_YOUR ASSIGNMENT_. Without changing a single word, write out every entry.

-------- DATA IN THIS EXERCISE --------

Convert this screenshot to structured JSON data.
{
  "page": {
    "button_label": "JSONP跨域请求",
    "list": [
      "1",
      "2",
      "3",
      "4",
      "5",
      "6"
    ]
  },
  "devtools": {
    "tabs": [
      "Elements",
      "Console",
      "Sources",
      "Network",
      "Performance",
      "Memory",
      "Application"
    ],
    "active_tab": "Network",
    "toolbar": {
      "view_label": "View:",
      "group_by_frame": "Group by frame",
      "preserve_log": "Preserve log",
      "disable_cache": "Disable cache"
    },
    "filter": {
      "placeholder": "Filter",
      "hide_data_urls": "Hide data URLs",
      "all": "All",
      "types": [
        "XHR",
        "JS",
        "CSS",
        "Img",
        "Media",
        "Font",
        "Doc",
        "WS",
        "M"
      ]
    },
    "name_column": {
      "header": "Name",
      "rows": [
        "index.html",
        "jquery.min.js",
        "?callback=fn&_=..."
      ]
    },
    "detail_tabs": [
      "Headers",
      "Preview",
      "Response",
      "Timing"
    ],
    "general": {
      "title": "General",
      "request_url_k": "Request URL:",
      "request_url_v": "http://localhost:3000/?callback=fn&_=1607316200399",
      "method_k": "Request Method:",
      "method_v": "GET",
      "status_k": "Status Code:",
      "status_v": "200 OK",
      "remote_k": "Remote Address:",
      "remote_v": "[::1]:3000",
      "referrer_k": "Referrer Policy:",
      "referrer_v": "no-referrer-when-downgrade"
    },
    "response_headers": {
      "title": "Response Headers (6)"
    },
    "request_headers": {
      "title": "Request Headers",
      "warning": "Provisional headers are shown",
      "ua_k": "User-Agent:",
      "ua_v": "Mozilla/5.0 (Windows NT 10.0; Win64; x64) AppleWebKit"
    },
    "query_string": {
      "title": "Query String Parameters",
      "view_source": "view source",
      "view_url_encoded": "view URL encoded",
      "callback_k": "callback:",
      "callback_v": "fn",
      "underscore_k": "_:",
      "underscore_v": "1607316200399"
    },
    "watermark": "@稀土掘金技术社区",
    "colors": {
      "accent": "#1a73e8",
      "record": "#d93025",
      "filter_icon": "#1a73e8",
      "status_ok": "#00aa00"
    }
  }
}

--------

_RESULT_.
Convert this screenshot to structured JSON data.
{
  "page": {
    "button_label": "JSONP跨域请求",
    "list": [
      "1",
      "2",
      "3",
      "4",
      "5",
      "6"
    ]
  },
  "devtools": {
    "tabs": [
      "Elements",
      "Console",
      "Sources",
      "Network",
      "Performance",
      "Memory",
      "Application"
    ],
    "active_tab": "Network",
    "toolbar": {
      "view_label": "View:",
      "group_by_frame": "Group by frame",
      "preserve_log": "Preserve log",
      "disable_cache": "Disable cache"
    },
    "filter": {
      "placeholder": "Filter",
      "hide_data_urls": "Hide data URLs",
      "all": "All",
      "types": [
        "XHR",
        "JS",
        "CSS",
        "Img",
        "Media",
        "Font",
        "Doc",
        "WS",
        "M"
      ]
    },
    "name_column": {
      "header": "Name",
      "rows": [
        "index.html",
        "jquery.min.js",
        "?callback=fn&_=..."
      ]
    },
    "detail_tabs": [
      "Headers",
      "Preview",
      "Response",
      "Timing"
    ],
    "general": {
      "title": "General",
      "request_url_k": "Request URL:",
      "request_url_v": "http://localhost:3000/?callback=fn&_=1607316200399",
      "method_k": "Request Method:",
      "method_v": "GET",
      "status_k": "Status Code:",
      "status_v": "200 OK",
      "remote_k": "Remote Address:",
      "remote_v": "[::1]:3000",
      "referrer_k": "Referrer Policy:",
      "referrer_v": "no-referrer-when-downgrade"
    },
    "response_headers": {
      "title": "Response Headers (6)"
    },
    "request_headers": {
      "title": "Request Headers",
      "warning": "Provisional headers are shown",
      "ua_k": "User-Agent:",
      "ua_v": "Mozilla/5.0 (Windows NT 10.0; Win64; x64) AppleWebKit"
    },
    "query_string": {
      "title": "Query String Parameters",
      "view_source": "view source",
      "view_url_encoded": "view URL encoded",
      "callback_k": "callback:",
      "callback_v": "fn",
      "underscore_k": "_:",
      "underscore_v": "1607316200399"
    },
    "watermark": "@稀土掘金技术社区",
    "colors": {
      "accent": "#1a73e8",
      "record": "#d93025",
      "filter_icon": "#1a73e8",
      "status_ok": "#00aa00"
    }
  }
}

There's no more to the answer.